# Data supplied
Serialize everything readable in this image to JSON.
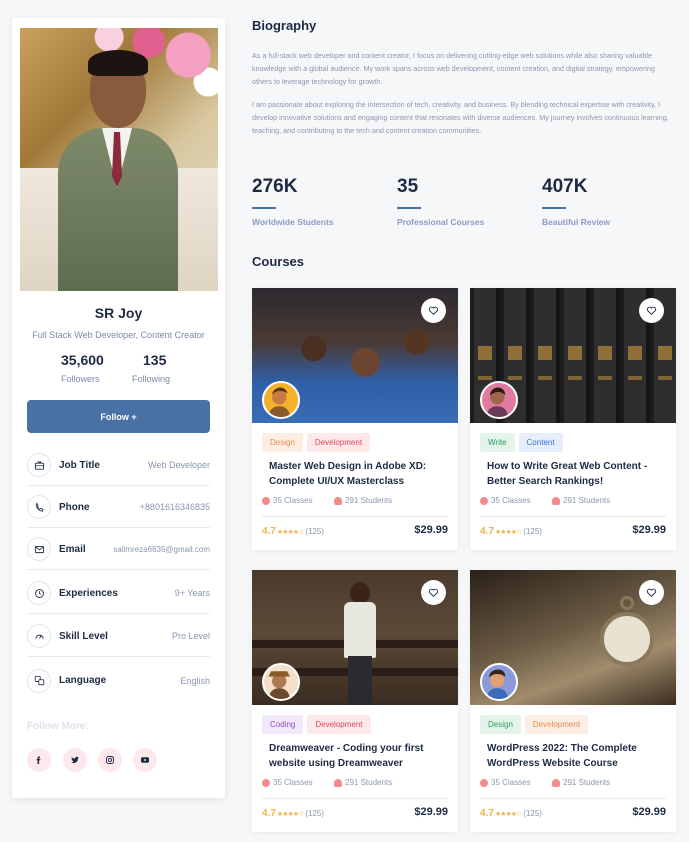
{
  "profile": {
    "name": "SR Joy",
    "role": "Full Stack Web Developer, Content Creator",
    "followers_count": "35,600",
    "followers_label": "Followers",
    "following_count": "135",
    "following_label": "Following",
    "follow_button": "Follow +",
    "info": [
      {
        "label": "Job Title",
        "value": "Web Developer",
        "icon": "briefcase-icon"
      },
      {
        "label": "Phone",
        "value": "+8801616346835",
        "icon": "phone-icon"
      },
      {
        "label": "Email",
        "value": "salimreza6835@gmail.com",
        "icon": "mail-icon"
      },
      {
        "label": "Experiences",
        "value": "9+ Years",
        "icon": "clock-icon"
      },
      {
        "label": "Skill Level",
        "value": "Pro Level",
        "icon": "gauge-icon"
      },
      {
        "label": "Language",
        "value": "English",
        "icon": "translate-icon"
      }
    ],
    "follow_more": "Follow More:",
    "social": [
      "facebook-icon",
      "twitter-icon",
      "instagram-icon",
      "youtube-icon"
    ]
  },
  "biography": {
    "title": "Biography",
    "paragraph1": "As a full-stack web developer and content creator, I focus on delivering cutting-edge web solutions while also sharing valuable knowledge with a global audience. My work spans across web development, content creation, and digital strategy, empowering others to leverage technology for growth.",
    "paragraph2": "I am passionate about exploring the intersection of tech, creativity, and business. By blending technical expertise with creativity, I develop innovative solutions and engaging content that resonates with diverse audiences. My journey involves continuous learning, teaching, and contributing to the tech and content creation communities."
  },
  "stats": [
    {
      "value": "276K",
      "label": "Worldwide Students"
    },
    {
      "value": "35",
      "label": "Professional Courses"
    },
    {
      "value": "407K",
      "label": "Beautiful Review"
    }
  ],
  "courses_title": "Courses",
  "courses": [
    {
      "tags": [
        {
          "text": "Design",
          "bg": "#fdeee4",
          "fg": "#e98a4e"
        },
        {
          "text": "Development",
          "bg": "#fde8ea",
          "fg": "#e0485a"
        }
      ],
      "title": "Master Web Design in Adobe XD: Complete UI/UX Masterclass",
      "classes": "35 Classes",
      "students": "291 Students",
      "rating": "4.7",
      "stars": "★★★★☆",
      "reviews": "(125)",
      "price": "$29.99"
    },
    {
      "tags": [
        {
          "text": "Write",
          "bg": "#e4f4ea",
          "fg": "#2f9a5a"
        },
        {
          "text": "Content",
          "bg": "#e6eefb",
          "fg": "#3f6fc4"
        }
      ],
      "title": "How to Write Great Web Content - Better Search Rankings!",
      "classes": "35 Classes",
      "students": "291 Students",
      "rating": "4.7",
      "stars": "★★★★☆",
      "reviews": "(125)",
      "price": "$29.99"
    },
    {
      "tags": [
        {
          "text": "Coding",
          "bg": "#f1e8fb",
          "fg": "#8a4fd0"
        },
        {
          "text": "Development",
          "bg": "#fde8ea",
          "fg": "#e0485a"
        }
      ],
      "title": "Dreamweaver - Coding your first website using Dreamweaver",
      "classes": "35 Classes",
      "students": "291 Students",
      "rating": "4.7",
      "stars": "★★★★☆",
      "reviews": "(125)",
      "price": "$29.99"
    },
    {
      "tags": [
        {
          "text": "Design",
          "bg": "#e4f4ea",
          "fg": "#2f9a5a"
        },
        {
          "text": "Development",
          "bg": "#fdeee4",
          "fg": "#e98a4e"
        }
      ],
      "title": "WordPress 2022: The Complete WordPress Website Course",
      "classes": "35 Classes",
      "students": "291 Students",
      "rating": "4.7",
      "stars": "★★★★☆",
      "reviews": "(125)",
      "price": "$29.99"
    }
  ],
  "colors": {
    "accent": "#4872a4",
    "rating": "#f1b34a",
    "heading": "#1d2a44"
  }
}
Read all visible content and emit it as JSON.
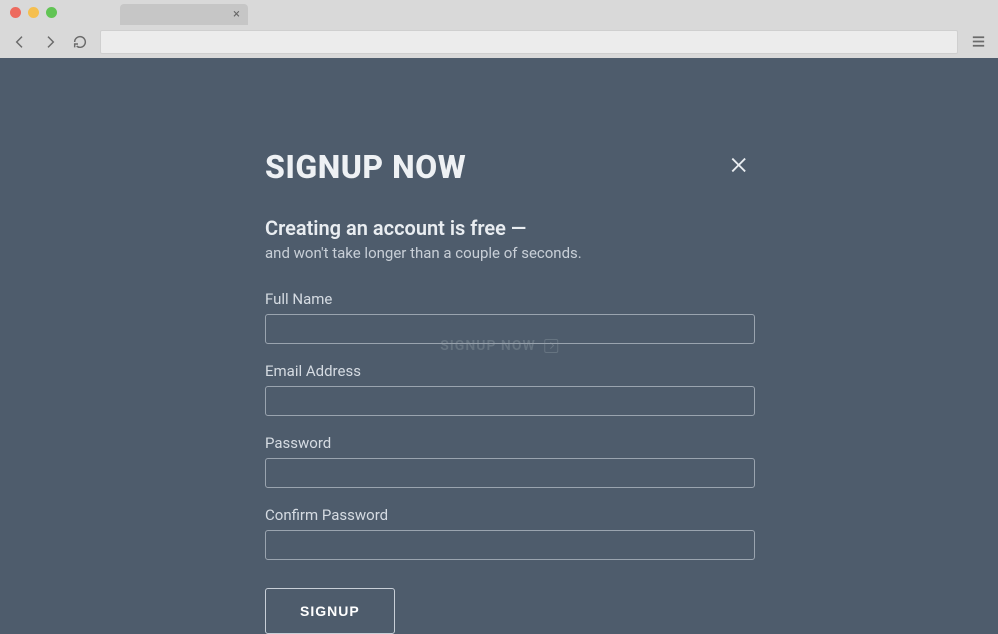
{
  "browser": {
    "url": "",
    "tab_close": "×"
  },
  "ghost": {
    "label": "SIGNUP NOW"
  },
  "modal": {
    "title": "SIGNUP NOW",
    "subhead_strong": "Creating an account is free —",
    "subhead_desc": "and won't take longer than a couple of seconds.",
    "fields": {
      "fullname": {
        "label": "Full Name",
        "value": ""
      },
      "email": {
        "label": "Email Address",
        "value": ""
      },
      "password": {
        "label": "Password",
        "value": ""
      },
      "confirm": {
        "label": "Confirm Password",
        "value": ""
      }
    },
    "submit_label": "SIGNUP"
  }
}
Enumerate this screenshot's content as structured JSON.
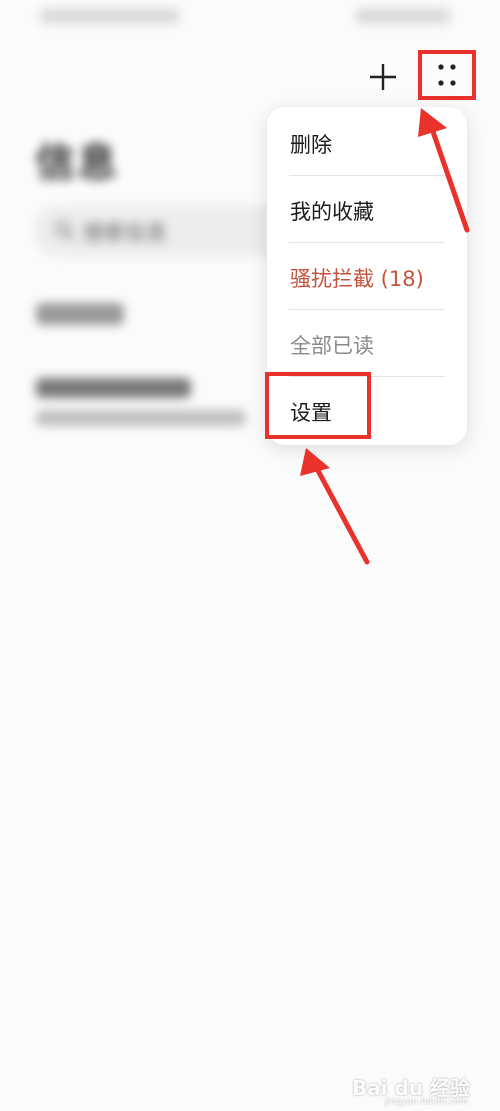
{
  "page": {
    "title": "信息",
    "search_placeholder": "搜索信息"
  },
  "header": {
    "add_icon": "plus-icon",
    "more_icon": "more-dots-icon"
  },
  "menu": {
    "items": [
      {
        "label": "删除"
      },
      {
        "label": "我的收藏"
      },
      {
        "label": "骚扰拦截 (18)"
      },
      {
        "label": "全部已读"
      },
      {
        "label": "设置"
      }
    ]
  },
  "watermark": {
    "text": "Bai du 经验",
    "sub": "jingyan.baidu.com"
  },
  "colors": {
    "highlight": "#e8322b",
    "warn": "#c5533c",
    "disabled": "#8a8a8a"
  }
}
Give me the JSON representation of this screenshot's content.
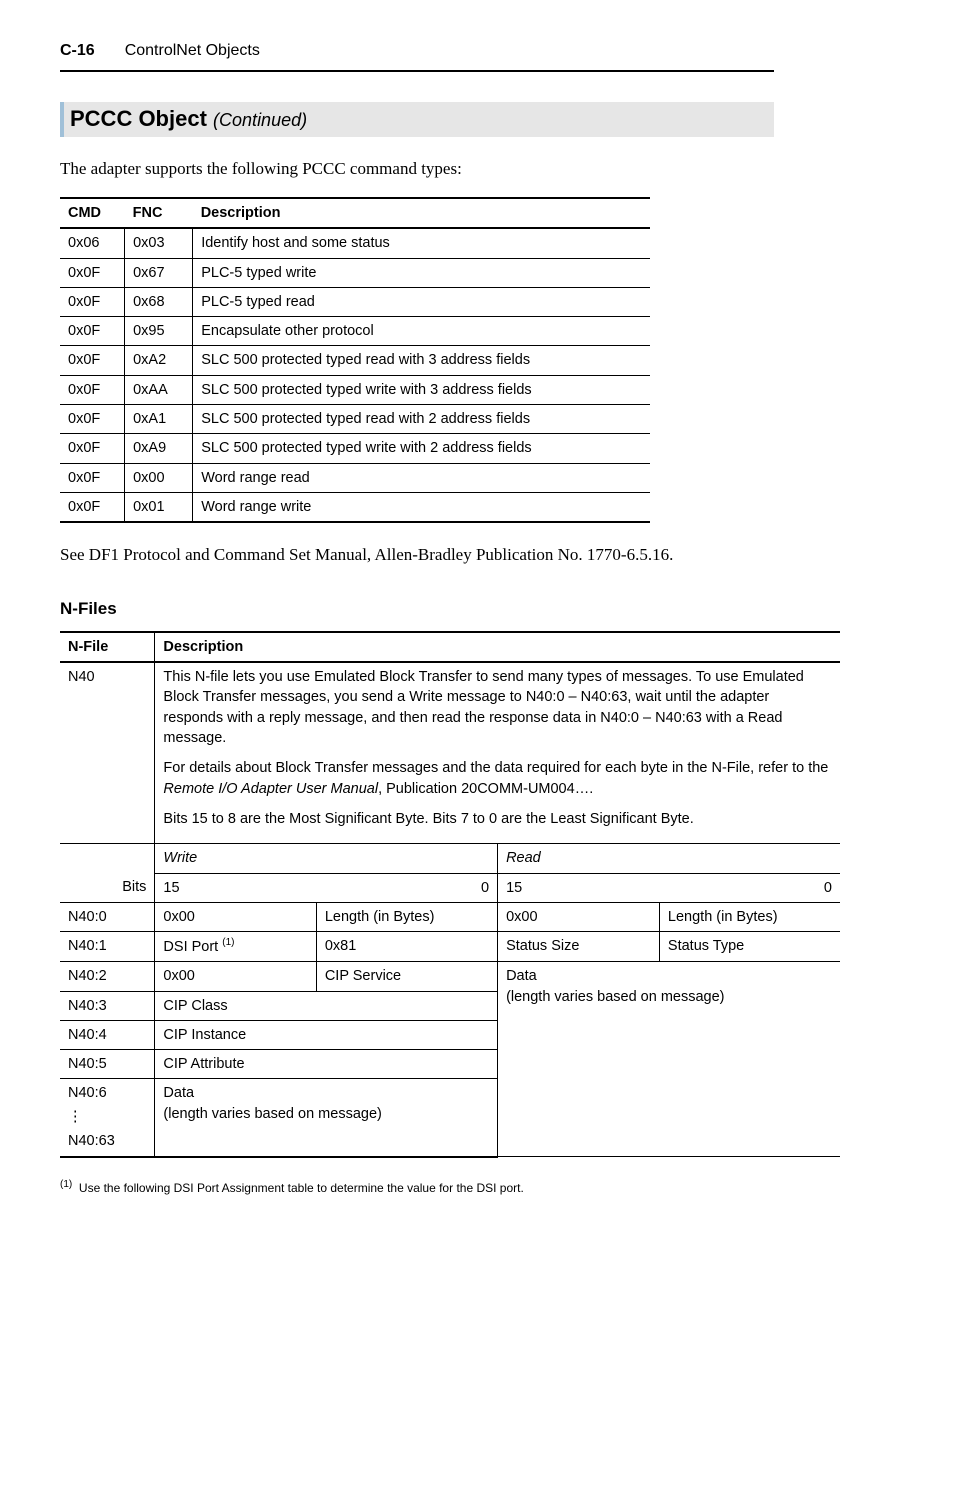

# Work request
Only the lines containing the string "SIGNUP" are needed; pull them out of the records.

# Task result
    "label": "SIGNUP NOW"
    "title": "SIGNUP NOW",
    "submit_label": "SIGNUP"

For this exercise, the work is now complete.